“It’s lonely training for an endurance sport.”
Consider joining training groups for like-minded company and extra motivation. Not only does it make the experience a more communal and friendly affair, but it’ll also give you the competitive edge and skills you need if you’re looking to take part in a triathlon or Ironman.

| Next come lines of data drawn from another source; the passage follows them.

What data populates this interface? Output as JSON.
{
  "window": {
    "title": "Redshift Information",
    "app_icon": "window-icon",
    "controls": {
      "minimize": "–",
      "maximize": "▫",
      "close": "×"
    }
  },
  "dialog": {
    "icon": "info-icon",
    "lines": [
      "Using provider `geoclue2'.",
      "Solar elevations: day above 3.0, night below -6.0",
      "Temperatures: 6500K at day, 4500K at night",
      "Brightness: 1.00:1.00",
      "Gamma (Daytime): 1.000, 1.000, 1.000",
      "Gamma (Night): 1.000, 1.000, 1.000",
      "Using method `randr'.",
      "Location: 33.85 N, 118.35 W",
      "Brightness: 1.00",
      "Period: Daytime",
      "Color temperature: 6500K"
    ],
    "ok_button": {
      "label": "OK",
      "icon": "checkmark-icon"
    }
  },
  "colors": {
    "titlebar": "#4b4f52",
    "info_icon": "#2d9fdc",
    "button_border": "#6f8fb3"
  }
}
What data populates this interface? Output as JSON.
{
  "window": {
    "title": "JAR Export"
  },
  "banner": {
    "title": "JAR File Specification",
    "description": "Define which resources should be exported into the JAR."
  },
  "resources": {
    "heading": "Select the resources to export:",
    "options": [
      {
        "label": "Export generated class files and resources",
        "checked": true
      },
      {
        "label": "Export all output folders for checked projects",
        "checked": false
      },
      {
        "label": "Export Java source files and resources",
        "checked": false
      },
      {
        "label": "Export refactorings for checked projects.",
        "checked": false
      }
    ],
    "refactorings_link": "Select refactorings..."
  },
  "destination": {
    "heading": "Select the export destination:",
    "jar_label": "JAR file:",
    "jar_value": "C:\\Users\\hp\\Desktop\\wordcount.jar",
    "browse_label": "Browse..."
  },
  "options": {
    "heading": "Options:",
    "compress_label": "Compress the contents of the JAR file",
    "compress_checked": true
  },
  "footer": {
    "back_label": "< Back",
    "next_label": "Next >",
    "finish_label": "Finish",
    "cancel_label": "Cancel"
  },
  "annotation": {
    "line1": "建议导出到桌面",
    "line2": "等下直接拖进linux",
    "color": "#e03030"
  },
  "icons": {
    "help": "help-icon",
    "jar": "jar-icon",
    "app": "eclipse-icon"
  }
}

Try this Multisports event organiser Metasport runs regular swim/bike/run sessions at various locations in Singapore. Typically, it takes eight to 12 weeks to prepare for an Olympic Distance triathlon, depending on your fitness level. “That gives the right amount of time to work on fitness, technique and speed,” says Donna McWilliams, coaching services manager of Metasport. Coaching sessions are split into three groups based on ability and fitness. Newbies are recommended to attend the Monday night swimming sessions, where there’s a special lane for technique correction. For runners, the Tuesday night sessions focus on building speed rather than distance, while Saturday sessions are great for beginner riders as they can build strength through short hill and speed drills. To hone your ocean swimming techniques, check out the open water clinics. Visit www.metasport.com for more information.